Zeb Bangash ties the knot!


KARACHI: Zeb Bangash, the Coke Studio artist tied the knot in an intimate ceremony in the presence of friends and family in Lahore this Sunday. Her husband is reported to have said his qabools over Skype, as he’s currently based in America where he is doing his psychiatric residency at Duke University.
Zeb looked beautiful in a traditional chikankari lehenga choli and barely there makeup. We love that she kept her look refreshingly simple!
Talking to Images (Dawn), the new bride shared, “It all happened in a flash but felt so right as everything just seemed to fall into place. I’m just thankful and happy!”
Earlier, in a interview to Ahmed Sarym for Images, Zeb Bangash said that Pakistan’s music industry is really appalling. “I’m not too sure myself. There was talk of my participation as a composer for the ninth season too, since I’ve been a music director for films in India and Pakistan for a few years now. The team seemed excited to include me since I would have been the only female musician to work in a production capacity on Coke Studio; I was also moved to know that they noticed and acknowledged my accomplishments.
“I was called in September, followed by a few informal meetings and by fall they told me they’d love to have me on board. There were no contracts signed, but I started working on it out of good-will, in fact, I put in a few entries as well. I didn’t get any concrete explanation, but by January it emerged that it wasn’t going to work out.?

Zeba Bangash with her friends on the big day

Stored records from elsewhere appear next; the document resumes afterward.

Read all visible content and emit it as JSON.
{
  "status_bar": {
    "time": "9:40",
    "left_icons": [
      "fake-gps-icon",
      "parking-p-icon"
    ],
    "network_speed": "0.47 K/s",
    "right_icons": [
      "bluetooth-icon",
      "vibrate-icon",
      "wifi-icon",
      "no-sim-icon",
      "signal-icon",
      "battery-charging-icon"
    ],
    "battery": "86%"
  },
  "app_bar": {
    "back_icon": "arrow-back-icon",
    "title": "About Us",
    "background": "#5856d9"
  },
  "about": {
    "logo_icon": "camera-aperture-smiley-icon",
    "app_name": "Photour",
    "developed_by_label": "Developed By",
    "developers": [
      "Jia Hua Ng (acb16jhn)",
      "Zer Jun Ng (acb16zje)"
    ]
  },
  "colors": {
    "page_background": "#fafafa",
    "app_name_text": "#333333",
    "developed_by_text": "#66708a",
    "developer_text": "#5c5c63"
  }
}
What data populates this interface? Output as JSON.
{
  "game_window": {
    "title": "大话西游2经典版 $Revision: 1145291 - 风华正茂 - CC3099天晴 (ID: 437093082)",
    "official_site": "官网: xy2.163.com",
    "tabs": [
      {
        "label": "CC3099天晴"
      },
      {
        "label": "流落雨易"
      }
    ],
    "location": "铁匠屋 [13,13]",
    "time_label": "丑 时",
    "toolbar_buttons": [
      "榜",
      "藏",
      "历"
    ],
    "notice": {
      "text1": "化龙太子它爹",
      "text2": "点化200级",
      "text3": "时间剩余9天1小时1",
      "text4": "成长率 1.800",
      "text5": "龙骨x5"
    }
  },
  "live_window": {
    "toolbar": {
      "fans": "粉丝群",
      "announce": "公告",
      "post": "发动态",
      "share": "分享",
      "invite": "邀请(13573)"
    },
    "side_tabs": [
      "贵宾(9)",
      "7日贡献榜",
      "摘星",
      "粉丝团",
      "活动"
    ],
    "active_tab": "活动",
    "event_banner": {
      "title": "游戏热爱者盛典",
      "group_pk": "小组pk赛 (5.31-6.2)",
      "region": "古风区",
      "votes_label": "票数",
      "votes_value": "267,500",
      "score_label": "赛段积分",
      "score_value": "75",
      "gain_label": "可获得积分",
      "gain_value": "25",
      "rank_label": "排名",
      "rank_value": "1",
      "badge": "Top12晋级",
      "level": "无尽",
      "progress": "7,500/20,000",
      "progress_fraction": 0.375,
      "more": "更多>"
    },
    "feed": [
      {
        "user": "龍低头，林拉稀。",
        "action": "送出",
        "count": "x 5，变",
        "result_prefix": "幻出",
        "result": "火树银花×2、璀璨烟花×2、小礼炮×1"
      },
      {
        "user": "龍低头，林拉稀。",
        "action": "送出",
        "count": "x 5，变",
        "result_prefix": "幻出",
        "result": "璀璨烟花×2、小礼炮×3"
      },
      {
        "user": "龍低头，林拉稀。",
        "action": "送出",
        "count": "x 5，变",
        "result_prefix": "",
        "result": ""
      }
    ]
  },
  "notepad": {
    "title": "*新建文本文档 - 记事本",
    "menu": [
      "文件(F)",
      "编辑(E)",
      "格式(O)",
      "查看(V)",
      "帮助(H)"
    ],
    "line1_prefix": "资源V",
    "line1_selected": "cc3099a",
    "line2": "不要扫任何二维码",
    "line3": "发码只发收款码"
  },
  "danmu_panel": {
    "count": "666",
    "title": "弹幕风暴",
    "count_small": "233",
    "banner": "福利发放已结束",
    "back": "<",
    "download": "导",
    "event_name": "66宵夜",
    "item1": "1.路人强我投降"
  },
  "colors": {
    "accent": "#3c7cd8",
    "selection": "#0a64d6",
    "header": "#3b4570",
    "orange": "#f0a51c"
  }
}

Responding to a question she said; Look, what happened this year made me upset. I can’t lie about it. But for me the consequences are not so drastic. There was an emotional connection that seemed to be severed but that’s it really. The problem is a larger one… of mentality. If we want to support Pakistani music and want it to grow, we can’t just support hits and stars and put money behind them. Music can only grow when all practitioners of music are dealt with respect and professionalism, across the board.
Referring to her foreign experience, she said; “Having worked abroad, I can’t help but make comparisons about how people working in the music industry are getting treated here. I’m not talking about stars, I mean the session players, traditional musicians, engineers, composers, lyricists – the ones who build the backbone of the industry. When you look at the kind of intimidation and exploitation that happens in this section, it’s really appalling.
“How you speak to the artist, how much creative space is awarded to the artist, how is that communicated to them, how you engage them? How you negotiate with them? What kind of out of studio relationship you build with them? Respect in the treatment and engagement of artists is seriously lacking; especially for non-stars in larger platforms”, she defended her point of view.